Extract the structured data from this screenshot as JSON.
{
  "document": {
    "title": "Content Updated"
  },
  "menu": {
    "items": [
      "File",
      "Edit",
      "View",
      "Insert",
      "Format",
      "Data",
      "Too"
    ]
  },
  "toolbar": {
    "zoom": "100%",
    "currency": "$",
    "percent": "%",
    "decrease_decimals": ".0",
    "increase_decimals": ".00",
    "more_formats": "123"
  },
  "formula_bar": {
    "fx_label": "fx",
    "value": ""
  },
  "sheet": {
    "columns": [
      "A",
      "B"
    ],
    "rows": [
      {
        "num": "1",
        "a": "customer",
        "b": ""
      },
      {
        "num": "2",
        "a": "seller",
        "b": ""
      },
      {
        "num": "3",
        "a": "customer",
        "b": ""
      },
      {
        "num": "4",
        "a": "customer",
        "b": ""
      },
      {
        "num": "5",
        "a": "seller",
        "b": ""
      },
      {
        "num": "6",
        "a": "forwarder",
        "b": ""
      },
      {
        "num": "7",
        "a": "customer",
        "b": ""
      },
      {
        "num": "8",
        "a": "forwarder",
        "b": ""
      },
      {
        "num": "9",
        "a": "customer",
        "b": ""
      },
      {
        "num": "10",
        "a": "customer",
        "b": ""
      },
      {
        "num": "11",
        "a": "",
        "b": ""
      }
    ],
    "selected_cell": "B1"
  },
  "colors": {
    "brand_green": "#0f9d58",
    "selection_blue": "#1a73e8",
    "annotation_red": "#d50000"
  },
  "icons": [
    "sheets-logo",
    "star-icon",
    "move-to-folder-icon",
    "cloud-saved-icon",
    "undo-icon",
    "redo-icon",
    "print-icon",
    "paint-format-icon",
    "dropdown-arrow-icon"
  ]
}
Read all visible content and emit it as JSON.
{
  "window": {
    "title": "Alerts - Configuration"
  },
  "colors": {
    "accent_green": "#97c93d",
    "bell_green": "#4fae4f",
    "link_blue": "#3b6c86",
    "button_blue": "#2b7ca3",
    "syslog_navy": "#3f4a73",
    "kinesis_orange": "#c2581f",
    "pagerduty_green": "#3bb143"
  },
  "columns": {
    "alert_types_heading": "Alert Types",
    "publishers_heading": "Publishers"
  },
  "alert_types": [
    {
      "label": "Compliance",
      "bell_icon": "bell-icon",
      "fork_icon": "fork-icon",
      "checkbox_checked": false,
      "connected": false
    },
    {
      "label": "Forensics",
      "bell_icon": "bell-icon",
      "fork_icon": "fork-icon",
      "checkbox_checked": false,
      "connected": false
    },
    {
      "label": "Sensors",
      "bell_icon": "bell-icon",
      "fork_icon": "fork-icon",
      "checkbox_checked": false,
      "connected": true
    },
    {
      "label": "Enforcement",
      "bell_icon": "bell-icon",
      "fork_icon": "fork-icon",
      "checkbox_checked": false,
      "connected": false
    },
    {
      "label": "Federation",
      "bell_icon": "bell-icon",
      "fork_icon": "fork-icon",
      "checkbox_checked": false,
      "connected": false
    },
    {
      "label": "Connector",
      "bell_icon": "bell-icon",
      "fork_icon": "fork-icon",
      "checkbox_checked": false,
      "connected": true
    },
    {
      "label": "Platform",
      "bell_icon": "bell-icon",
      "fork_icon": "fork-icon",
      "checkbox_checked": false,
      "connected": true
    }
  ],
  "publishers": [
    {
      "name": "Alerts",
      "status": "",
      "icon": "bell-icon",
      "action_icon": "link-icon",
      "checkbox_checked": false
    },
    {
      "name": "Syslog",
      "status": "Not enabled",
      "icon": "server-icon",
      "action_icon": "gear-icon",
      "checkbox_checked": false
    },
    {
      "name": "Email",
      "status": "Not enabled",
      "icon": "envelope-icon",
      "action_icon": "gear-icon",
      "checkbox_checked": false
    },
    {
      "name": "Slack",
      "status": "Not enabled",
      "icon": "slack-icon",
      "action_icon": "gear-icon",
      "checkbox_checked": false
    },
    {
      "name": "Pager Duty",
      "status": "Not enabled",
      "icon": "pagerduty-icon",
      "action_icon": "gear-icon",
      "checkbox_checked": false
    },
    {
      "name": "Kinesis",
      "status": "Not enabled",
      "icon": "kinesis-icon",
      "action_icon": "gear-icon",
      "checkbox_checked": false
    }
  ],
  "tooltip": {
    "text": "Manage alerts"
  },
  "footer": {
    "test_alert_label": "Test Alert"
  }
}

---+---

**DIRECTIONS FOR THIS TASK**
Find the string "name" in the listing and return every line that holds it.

**RESULT OF THIS EXERCISE**
      "name": "Alerts",
      "name": "Syslog",
      "name": "Email",
      "name": "Slack",
      "name": "Pager Duty",
      "name": "Kinesis",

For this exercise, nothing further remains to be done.